Equity Bank CEO Dr. James Mwangi lied to Kenyans on live television
The state of the banking industry is not rosy. Since the collapse of Chase Bank, Kenyans have been wondering if there is any bank left that is immune to collapse, and many experts including the Government have come out to assure Kenyans that the banking industry is not in shambles, and if in doubt, they should bank with the big banks which include Equity Bank, KCB, Barclays, Standard Chartered Bank, and a few others. To help shed more light on the banking industry, Citizen TV hosted four bank CEOs from Equity Bank, Barclays Bank, KCB, and NIC Bank, a forum which Equity Bank CEO Dr. James Mwangi took advantage of to lie to Kenyans about their policy regarding Insider Loans.
During the show, the four bank CEOs agreed that the mismanagement of Chase Bank especially the issuing of unsecured insider loans was the cause of collapse of Chase Bank, with each agreeing that insider loans should be treated with care. At this point Dr. James Mwangi took the chance to state that Equity Bank banned insider loans ten years ago.
Buyer Beware, the Facebook Group that warns buyers against fraudulent businesses, shared part of Equity Bank’s Financial Statement for the financial year ended 31st December 2015 to debunk Dr. James Mwangi and show that the fact is Equity Bank issues Insider Loans and did so one year ago (see this link and download the first pdf file at the bottom of the page – it is the Equity bans’s Financial Statement ended 31st December 2015). According to the Financial Statement, Insider Loans and Advances given to Directors in the year 2015 were about shs 1.73 billion and insider loans and advances given to employees were about 5.85 billion, which summed up to over shs 7.5 billion. For the Equity Group (Consolidated), the Insider Loans and Advances summed up to over shs 7.43 billion for the financial year ended 31st December 2014 and over shs 8 billion for the financial year ended 31st December 2015.
The decision by the Equity Bank CEO to lie to Kenyans in a show hosted by the most popular TV Station in Kenya that the bank does not issue Insider Loans is very disappointing. Equity Bank is the biggest bank in Kenya by customer base, and majority of the bank’s customers are the low and middle income earners in the country. Today, if something terrible happened to the bank, almost every Kenyan will be severely affected either directly or indirectly, and this may explain the pressure the bank has to assure Kenyans that the bank is stable and safe – but this should not include lying to Kenyans.

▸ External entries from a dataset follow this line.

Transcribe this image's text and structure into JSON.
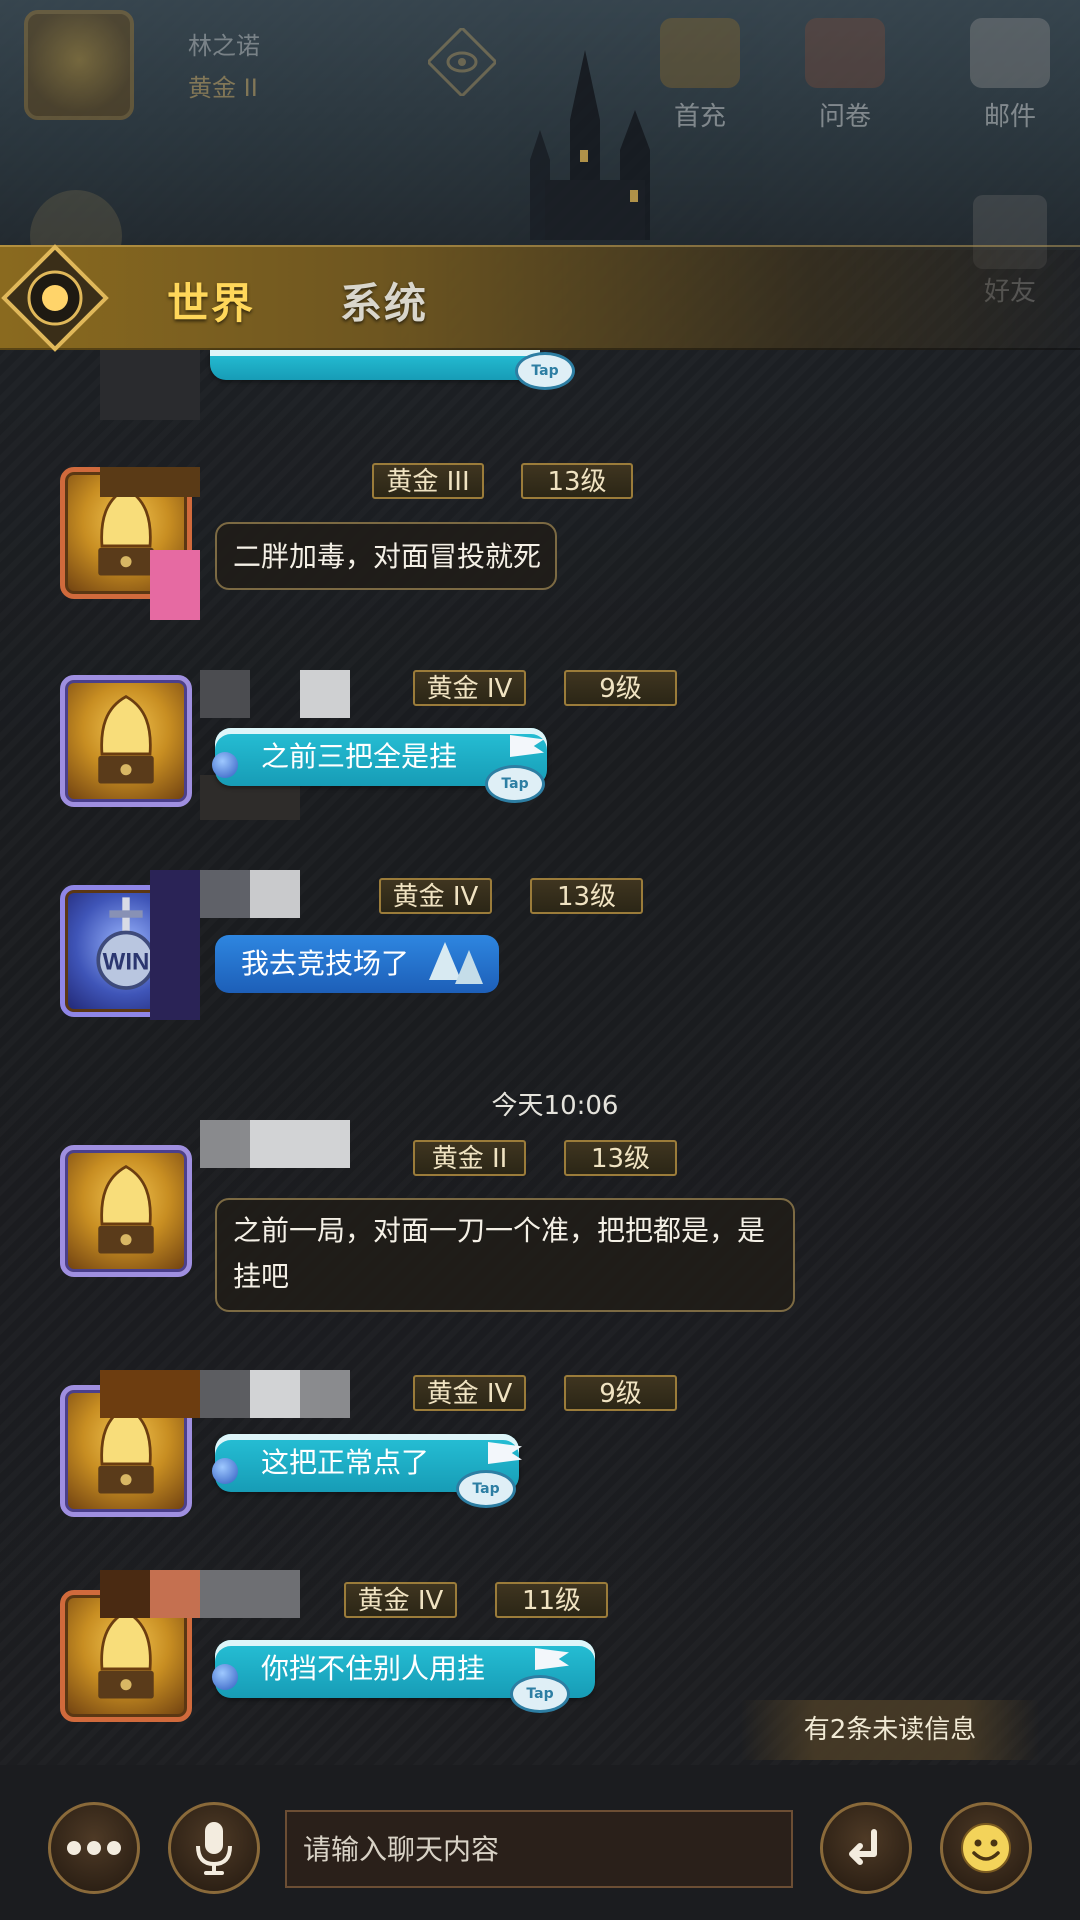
{
  "profile": {
    "name": "林之诺",
    "rank": "黄金 II"
  },
  "top_buttons": [
    {
      "label": "首充",
      "icon": "gift-icon"
    },
    {
      "label": "问卷",
      "icon": "survey-icon"
    },
    {
      "label": "邮件",
      "icon": "mail-icon"
    }
  ],
  "side_button": {
    "label": "好友",
    "icon": "friends-icon"
  },
  "tabs": {
    "world": "世界",
    "system": "系统"
  },
  "messages": [
    {
      "rank": "黄金 III",
      "level": "13级",
      "text": "二胖加毒，对面冒投就死",
      "style": "dark"
    },
    {
      "rank": "黄金 IV",
      "level": "9级",
      "text": "之前三把全是挂",
      "style": "cyan"
    },
    {
      "rank": "黄金 IV",
      "level": "13级",
      "text": "我去竞技场了",
      "style": "blue"
    },
    {
      "rank": "黄金 II",
      "level": "13级",
      "text": "之前一局，对面一刀一个准，把把都是，是挂吧",
      "style": "dark"
    },
    {
      "rank": "黄金 IV",
      "level": "9级",
      "text": "这把正常点了",
      "style": "cyan"
    },
    {
      "rank": "黄金 IV",
      "level": "11级",
      "text": "你挡不住别人用挂",
      "style": "cyan"
    }
  ],
  "timestamp": {
    "day": "今天",
    "time": "10:06"
  },
  "tap_label": "Tap",
  "unread": "有2条未读信息",
  "input": {
    "placeholder": "请输入聊天内容"
  },
  "bottom_buttons": {
    "more": "more-icon",
    "voice": "microphone-icon",
    "send": "send-icon",
    "emoji": "emoji-icon"
  },
  "colors": {
    "accent_gold": "#ffd75a",
    "bubble_cyan": "#26c0d6",
    "bubble_blue": "#2e86e0",
    "tag_border": "#9b7c3a"
  }
}
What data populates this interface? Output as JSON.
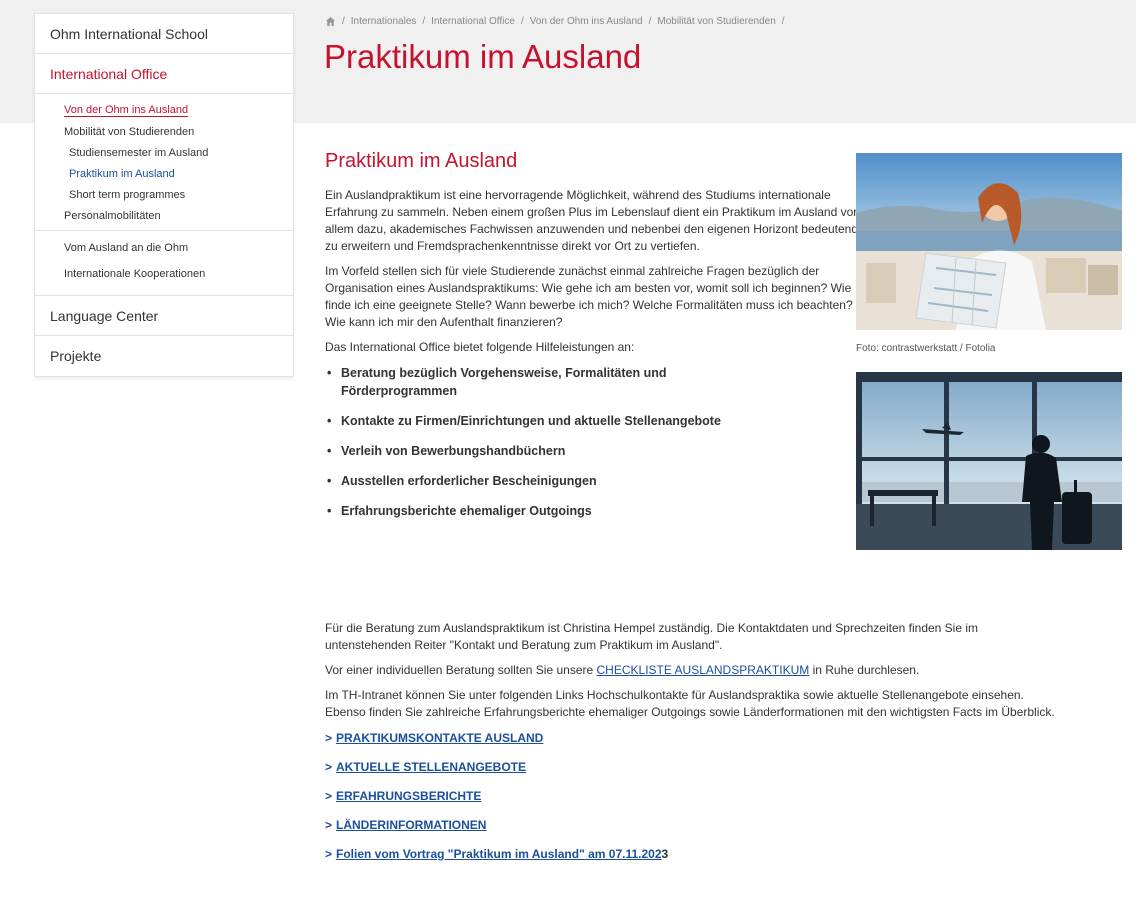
{
  "sidebar": {
    "main_items": [
      "Ohm International School",
      "International Office",
      "Language Center",
      "Projekte"
    ],
    "sub_items": [
      {
        "label": "Von der Ohm ins Ausland",
        "level": 2,
        "state": "active"
      },
      {
        "label": "Mobilität von Studierenden",
        "level": 2,
        "state": "normal"
      },
      {
        "label": "Studiensemester im Ausland",
        "level": 3,
        "state": "normal"
      },
      {
        "label": "Praktikum im Ausland",
        "level": 3,
        "state": "current"
      },
      {
        "label": "Short term programmes",
        "level": 3,
        "state": "normal"
      },
      {
        "label": "Personalmobilitäten",
        "level": 2,
        "state": "normal"
      }
    ],
    "sub_items2": [
      "Vom Ausland an die Ohm",
      "Internationale Kooperationen"
    ]
  },
  "breadcrumb": [
    "Internationales",
    "International Office",
    "Von der Ohm ins Ausland",
    "Mobilität von Studierenden"
  ],
  "page_title": "Praktikum im Ausland",
  "content": {
    "heading": "Praktikum im Ausland",
    "p1": "Ein Auslandpraktikum ist eine hervorragende Möglichkeit, während des Studiums internationale Erfahrung zu sammeln. Neben einem großen Plus im Lebenslauf dient ein Praktikum im Ausland vor allem dazu, akademisches Fachwissen anzuwenden und nebenbei den eigenen Horizont bedeutend zu erweitern und Fremdsprachenkenntnisse direkt vor Ort zu vertiefen.",
    "p2": "Im Vorfeld stellen sich für viele Studierende zunächst einmal zahlreiche Fragen bezüglich der Organisation eines Auslandspraktikums: Wie gehe ich am besten vor, womit soll ich beginnen? Wie finde ich eine geeignete Stelle? Wann bewerbe ich mich? Welche Formalitäten muss ich beachten? Wie kann ich mir den Aufenthalt finanzieren?",
    "p3": "Das International Office bietet folgende Hilfeleistungen an:",
    "bullets": [
      "Beratung bezüglich Vorgehensweise, Formalitäten und Förderprogrammen",
      "Kontakte zu Firmen/Einrichtungen und aktuelle Stellenangebote",
      "Verleih von Bewerbungshandbüchern",
      "Ausstellen erforderlicher Bescheinigungen",
      "Erfahrungsberichte ehemaliger Outgoings"
    ],
    "p4": "Für die Beratung zum Auslandspraktikum ist Christina Hempel zuständig. Die Kontaktdaten und Sprechzeiten finden Sie im untenstehenden Reiter \"Kontakt und Beratung zum Praktikum im Ausland\".",
    "p5_before": "Vor einer individuellen Beratung sollten Sie unsere ",
    "p5_link": "CHECKLISTE AUSLANDSPRAKTIKUM",
    "p5_after": " in Ruhe durchlesen.",
    "p6": "Im TH-Intranet können Sie unter folgenden Links Hochschulkontakte für Auslandspraktika sowie aktuelle Stellenangebote einsehen. Ebenso finden Sie zahlreiche Erfahrungsberichte ehemaliger Outgoings sowie Länderformationen mit den wichtigsten Facts im Überblick.",
    "links": [
      {
        "prefix": ">",
        "label": "PRAKTIKUMSKONTAKTE AUSLAND",
        "tail": ""
      },
      {
        "prefix": ">",
        "label": "AKTUELLE STELLENANGEBOTE",
        "tail": ""
      },
      {
        "prefix": ">",
        "label": "ERFAHRUNGSBERICHTE",
        "tail": ""
      },
      {
        "prefix": ">",
        "label": "LÄNDERINFORMATIONEN",
        "tail": ""
      },
      {
        "prefix": ">",
        "label": "Folien vom Vortrag \"Praktikum im Ausland\" am 07.11.202",
        "tail": "3"
      }
    ]
  },
  "image_caption": "Foto: contrastwerkstatt / Fotolia",
  "colors": {
    "accent_red": "#c4122f",
    "link_blue": "#1b4f9c",
    "header_grey": "#f0f0f0"
  },
  "icons": [
    "home-icon"
  ]
}
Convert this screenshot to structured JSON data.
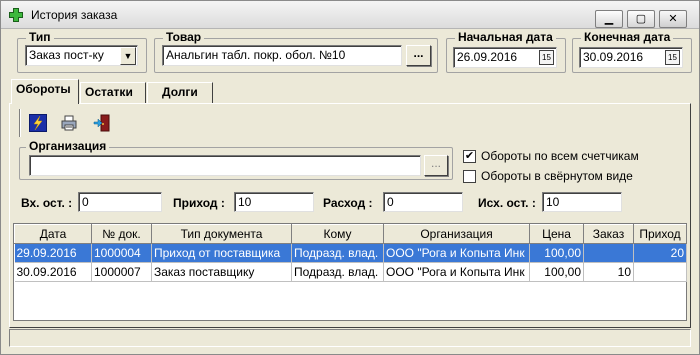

It is okay for Equity Bank CEO to do everything that he can do to assure us that Equity Bank is safe, that it has sealed almost every loophole Directors and Managers can use to bring the bank down, but it is very unethical to resort to blatant lies as an attempt to cement this assurity.
Right now as a customer of Equity Bank I am very worried. Over the last several years (I guess as far back as 2006), Equity Bank has been reporting increased profitability year in year out. In the recent years, revelations have emerged to the effect that companies have been cooking their books to either hide losses or report skyrocketing profitability while in the real sense they are operating at near break-even points. If Equity Bank CEO can tell a blatant lie in National TV that anyone who cares to debunk can do so within seconds, how can we trust that their Financial Statements are not doctored?
If the Financial Statements cannot be trusted, can we trust the surety that our monies are safe with Equity Bank? Equity Bank may be big, but is not too big to be immune from collapsing. In Wikipedia for example, we have a list of over 70 large US banks that collapsed between the years 1973 and 2015. At the time of collapse, those banks had assets worth between $ 1 billion and $307 billion. Again, according to several experts who have analyzed the collapse of Chase Bank, there is no bank large enough that can survive a bank run, and some of the things that may lead to bank runs include blatant lies like those uttered by Equity Bank CEO.
On another but related matter, Central Bank of Kenya should ban or strictly regulate Insider Loans. In the article The Banking woes in Kenya that were common during Moi era are back, I showed that the collapse of banks in Kenya have one thing in common:- Non-performing or bad loans, most of which being Insider Loans given to directors. The fall of Dubai Bank, Imperial Bank and Chase Bank were basically orchestrated by decisions by the bank directors to take money from the banks that they did not intend to repay.
It is thus very obvious that the loophole that allows bank Directors to siphon money from the banks is the existence of badly regulated Insider Loans. To seal this loophole therefore, CBK can come up with a Bill that if passed by Parliament will bar banks from issuing Insider Loans especially to Directors. That if a Bank Director wants to borrow money, he can only do so by borrowing from a competing bank that will subject him or her to credit scrutiny as any other customer is subjected to.
If banning Insider Loans through legislation is not plausible, then the legislation may simply put an upper limit that Directors can borrow up to e.g. 10x their gross salary for a period not exceeding 5 years and the loans must be secured by properties such as land.